Feeling tired all the time? Fed up with gaining weight even though you eat a healthy diet? Low mood and anxiety?
If we listed all the symptoms of hypothyroidism you might be forgiven for thinking they are very similar to perimenopause and menopause symptoms: that is because we are discussing hormones and hormonal balance or in the case of hypothyroidism and hormonal imbalance.
Issues relating to the thyroid gland can occur at any age, but, in combination with perimenopause or menopause, diagnosis can be difficult and hypothyroidism (underactive thyroid) can be overlooked.
Two of the main symptoms are fatigue and weight gain, both of which work against each other in a vicious circle. Both of which can be the result of hormonal changes due to our age, lifestyle or diet. If we deal with the fatigue first very often weight loss follows.
What could be causing the fatigue? And what other symptoms are connected to this overall sense of everything just being too tiring and difficult to achieve? Low sex drive? Low mood? Loss of appetite or increase in cravings for sugar and alcohol?

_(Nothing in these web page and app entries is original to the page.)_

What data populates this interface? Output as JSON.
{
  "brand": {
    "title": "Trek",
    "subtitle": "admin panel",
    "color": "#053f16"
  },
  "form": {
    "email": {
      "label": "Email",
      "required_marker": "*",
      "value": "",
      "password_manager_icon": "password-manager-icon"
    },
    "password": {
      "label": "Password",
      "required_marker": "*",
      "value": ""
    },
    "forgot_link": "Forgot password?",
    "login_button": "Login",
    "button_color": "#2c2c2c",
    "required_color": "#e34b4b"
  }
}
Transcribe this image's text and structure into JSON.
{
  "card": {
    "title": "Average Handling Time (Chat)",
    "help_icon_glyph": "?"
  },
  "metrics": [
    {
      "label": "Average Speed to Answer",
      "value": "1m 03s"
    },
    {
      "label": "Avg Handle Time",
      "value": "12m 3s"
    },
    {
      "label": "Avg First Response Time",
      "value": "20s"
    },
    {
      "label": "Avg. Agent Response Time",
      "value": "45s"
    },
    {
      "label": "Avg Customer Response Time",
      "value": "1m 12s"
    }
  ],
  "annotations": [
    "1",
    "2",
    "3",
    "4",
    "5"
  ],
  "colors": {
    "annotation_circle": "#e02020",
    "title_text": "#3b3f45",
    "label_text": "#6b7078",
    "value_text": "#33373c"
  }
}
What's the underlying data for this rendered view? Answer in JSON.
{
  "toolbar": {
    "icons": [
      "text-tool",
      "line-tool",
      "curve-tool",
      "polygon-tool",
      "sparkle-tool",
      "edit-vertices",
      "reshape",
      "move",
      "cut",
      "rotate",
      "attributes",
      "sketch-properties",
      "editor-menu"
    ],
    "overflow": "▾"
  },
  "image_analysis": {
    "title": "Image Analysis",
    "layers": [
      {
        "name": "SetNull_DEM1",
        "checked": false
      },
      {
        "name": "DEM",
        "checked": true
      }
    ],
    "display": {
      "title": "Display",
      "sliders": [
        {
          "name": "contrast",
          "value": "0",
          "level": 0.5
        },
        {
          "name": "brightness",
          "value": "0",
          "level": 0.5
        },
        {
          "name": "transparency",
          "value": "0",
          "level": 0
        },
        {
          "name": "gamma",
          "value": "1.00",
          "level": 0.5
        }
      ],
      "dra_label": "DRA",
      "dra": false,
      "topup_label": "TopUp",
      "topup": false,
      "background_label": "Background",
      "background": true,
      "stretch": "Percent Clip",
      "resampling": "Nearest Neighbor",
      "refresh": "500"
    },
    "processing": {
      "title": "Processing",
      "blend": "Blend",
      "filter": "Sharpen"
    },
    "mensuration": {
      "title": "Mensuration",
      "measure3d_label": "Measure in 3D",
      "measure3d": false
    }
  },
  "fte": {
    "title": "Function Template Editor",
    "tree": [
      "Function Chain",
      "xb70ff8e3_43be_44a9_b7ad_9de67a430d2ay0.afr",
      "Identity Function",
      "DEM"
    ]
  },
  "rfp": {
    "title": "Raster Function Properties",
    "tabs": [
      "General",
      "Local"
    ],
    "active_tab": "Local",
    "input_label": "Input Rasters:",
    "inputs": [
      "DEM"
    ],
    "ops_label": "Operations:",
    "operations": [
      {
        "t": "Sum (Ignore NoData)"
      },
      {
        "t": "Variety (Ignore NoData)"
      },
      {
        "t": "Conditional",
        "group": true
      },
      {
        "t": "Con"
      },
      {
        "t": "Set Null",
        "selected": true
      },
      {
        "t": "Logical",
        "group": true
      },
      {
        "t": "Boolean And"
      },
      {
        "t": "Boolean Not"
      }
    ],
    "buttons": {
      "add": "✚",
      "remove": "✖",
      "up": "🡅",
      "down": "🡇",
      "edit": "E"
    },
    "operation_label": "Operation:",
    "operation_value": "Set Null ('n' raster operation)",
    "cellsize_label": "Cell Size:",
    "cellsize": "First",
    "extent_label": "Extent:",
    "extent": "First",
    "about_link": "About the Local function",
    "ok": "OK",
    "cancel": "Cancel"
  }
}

Free T3 is the active thyroid hormone and when tested and proven to be too low is relatively easy to rectify by prescribing daily dose of thyroxin. But it is necessary to do a blood test every six months to a year to ensure the levels remain correct. Low mood goes hand in hand with low levels of free T3, so once diagnosed and treated patients will notice an increase in energy levels, which in turn boosts mood and decreases anxiety levels. With more energy the daily chores and challenges suddenly seem achievable, which in turn boosts confidence and mood. Increased levels of activity may instigate weight loss, but almost certainly will help metabolic rates to climb again. Other low thyroid symptoms such as constipation, anxiety and lack of energy are directly linked and thus affected and improved.
One of the easiest ways to work with a body that is struggling with low levels of thyroid active hormones is to drink plenty of water. Hypothyroidism draws water out of your stools, leaving them hard to pass, which in turn causes anxiety and reluctance to go to the toilet. By drinking water each day you avoid becoming constipated or dehydrated. It is not true that if you drink lots of water you will become bloated. On the contrary, you may well have water retention due to thyroid issues and in actual fact you are dehydrated.
For women hair loss can be devastating, but if your thyroid levels drop you may notice significant hair loss. This is often because the adrenal glands are impacted, production of androgen is increased, which can cause hair loss. Hair follicles are dormant not dead in hypothyroidism. Rebalancing hormones will also rebalance thyroid hormones and the hair follicles will kick back into life in time.
Heavier periods can also be caused by low levels of T3 and in combination with an overall feeling of lethargy and lack of confidence, can be difficult to manage, especially if your periods have always been light. Understanding why it is happening can bring initial relief and enough motivation to seek further advice and options for treatment.
If you’ve wondered why your nails seem to be growing more slowly, or tend to break more easily, or split, have your T3 levels checked. The thyroid gland is key to cellular turnover and regeneration, so if hormone levels are not in balance your cell health will be affected: nails, hair, skin. Many women notice that the skin on their shins becomes dry and flaky, no matter how much moisturising creams they apply. The skin here is very thin and easily damaged, so becomes increasingly vulnerable as your T3 drop.
Cyrotherapy, which is cold treatment, is great for stimulating the thyroid, as is hot and cold therapy: for example, a sauna followed by a cold water immersion. The thyroid is linked to nearly every function in your body, so it is vital to respond to its hormonal changes whether you are perimenopausal or menopausal because if you can rebalance your thyroid there is every chance that other symptoms will decrease too.
For more information about Dr Meyer or if you’re interested in booking a consultation with her, visit https://menopausetreatment.co.uk/your-consultation/ or contact the clinic directly here.